AT&T ( T) posted a sharp rise in second-quarter earnings, beating Wall Street estimates by a nickel, and pledged to start buying back stock.For the quarter ended June 30, the San Antonio telco made $1.81 billion, or 46 cents a share, up from the year-ago $1 billion, or 30 cents a share. Excluding merger-related costs, earnings were 58 cents a share, soaring past the 53-cent Thomson Financial target. Revenue rose 53% from a year ago to $15.81 billion, reflecting last year's merger of AT&T with SBC. Cash from operating activities totaled $4.7 billion, up 24.1% from the year-earlier second quarter. "We delivered another strong quarter, with excellent growth in both earnings and cash flow," said CEO Edward E. Whitacre Jr. "Cingular generated solid subscriber growth and its best-ever churn. Enterprise trends continue to be encouraging. Regional wireline revenues extended their growth record. Our SBC/AT&T merger integration projects are very much on plan, generating synergies and benefiting customers. "These results demonstrate strong momentum as we look forward to the second half of the year and completion of our pending acquisition of BellSouth," Whitacre added. "Last week, shareowners of both companies approved the merger, and we expect to receive the remaining regulatory approvals necessary for closing the transaction this fall. "Now that the shareowner votes are complete, we plan to ramp up the share repurchase program we outlined in March," Whitacre said. "We expect to buy back $10 billion of our shares by the end of 2007, with approximately $2 billion to $3 billion coming this year." AT&T now expects its full-year adjusted consolidated operating income margin to be in the 17% to 18% range, up from its previous outlook of 15% to 16%. AT&T now expects to achieve full-year 2006 operating expense synergies from SBC/AT&T merger integration of $700 million to $900 million, up from its previous target range of $600 million to $700 million. Through the end of the second quarter, approximately $300 million of expense synergies had been realized.
In January, pension and retiree costs were expected to dilute full-year earnings per share by $0.06 to $0.08. AT&T now expects pension and retiree costs to dilute 2006 earnings by $0.04 to $0.06. Project Lightspeed costs are now expected to reduce earnings per share in 2006 by $0.05 to $0.07, down from the $0.08 to $0.10 in January's outlook, reflecting timing of scaled launch occurring later in the year. Driven by demand for data services, capital expenditures in 2006 are expected to be at the high end or slightly above the previously outlined $8 billion to $8.5 billion - in the low teens as a percentage of revenues. This total includes capital for merger integration projects and Project Lightspeed deployment.

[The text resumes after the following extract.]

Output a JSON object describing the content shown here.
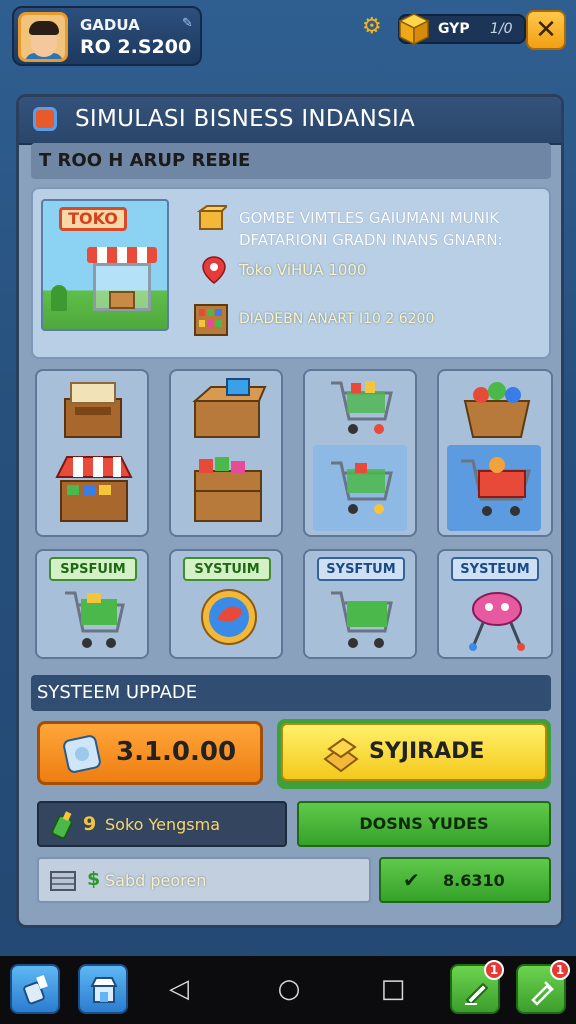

AT&T's outlook for 2006 free cash flow after dividends is now expected to be in the mid-$2 billion range, up from its January outlook of approximately $2 billion, even with the majority of AT&T/SBC merger integration costs occurring this year. (Free cash flow after dividends is cash from operations plus AT&T's proportionate share of Cingular free cash flow less capital expenditures and dividends.)